The web must be accessible for everyone, and the color combinations we chose affect the accessibility directly. Color of the text, background, buttons, forms almost everything can tamper the readability and visibility. And, there are a lot of perks with using accessible colors, as they decrease the cognitive load i.e the user’s ability to process information and make the right decisions. For example, we’ve seen buttons like delete/cancel associated with the red color, here the color briefly describes the nature of the operation.
WCAG (Web Content Accessibility Guidelines) sets the standards to make the web accessible for everyone and there are three levels by which quality and compliance can be measured. The levels are A, AA, and AAA. Level A is basic and minimum. Now, we want to be at the level AA, there must be enough contrast between the colors. AAA is much better and for that, we must use very high contrast and dark colors. So, remember AA and above.

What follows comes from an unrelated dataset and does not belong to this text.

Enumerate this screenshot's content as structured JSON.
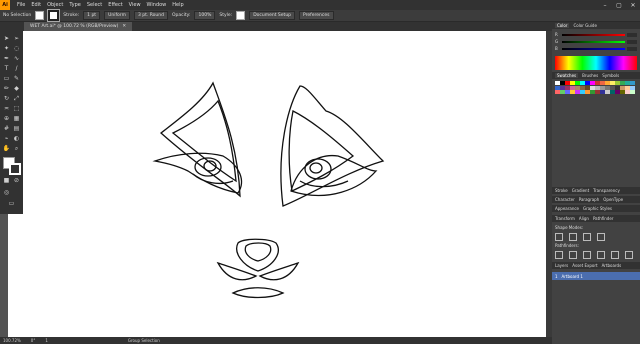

Chrome Color Picker to the Rescue
A while ago when I was tweaking my blog to hit a 100 on Lighthouse for accessibility, I found out that the Chrome color picker suggests a suitable color automatically based on the component’s background color. The best part about this is that you are getting the closest color to the existing one, that complies with AA or AAA standards.
Steps to pick an accessible color
- Open Chrome Developer tools
- Inspect the CSS of the required element
- Click on the color property
- Expand the contrast ratio property
- Chose suggested AA or AAA color, that’s it we’re done.
📝 Note: As per Google’s web.dev blog, this feature is experimental. However, it does fix most of the issues and really handy when you need a quick fix.
A simple trick I use to fix anything
This works for buttons, text, and many common element styles. But in some cases, we might want the color to remain constant like the white text color for buttons and we are ready to alter the background. In that case, just swap the text color and background color of the button and Chrome magically suggests a new accessible color based on the given color combination.
More on Colors and Accessibility
Refer to WCAG Guidelines for more best practices. There is also a special tool called a color contrast checker that accurately calculates the contrast ratio for the given color combination.
So, is your site accessible for all?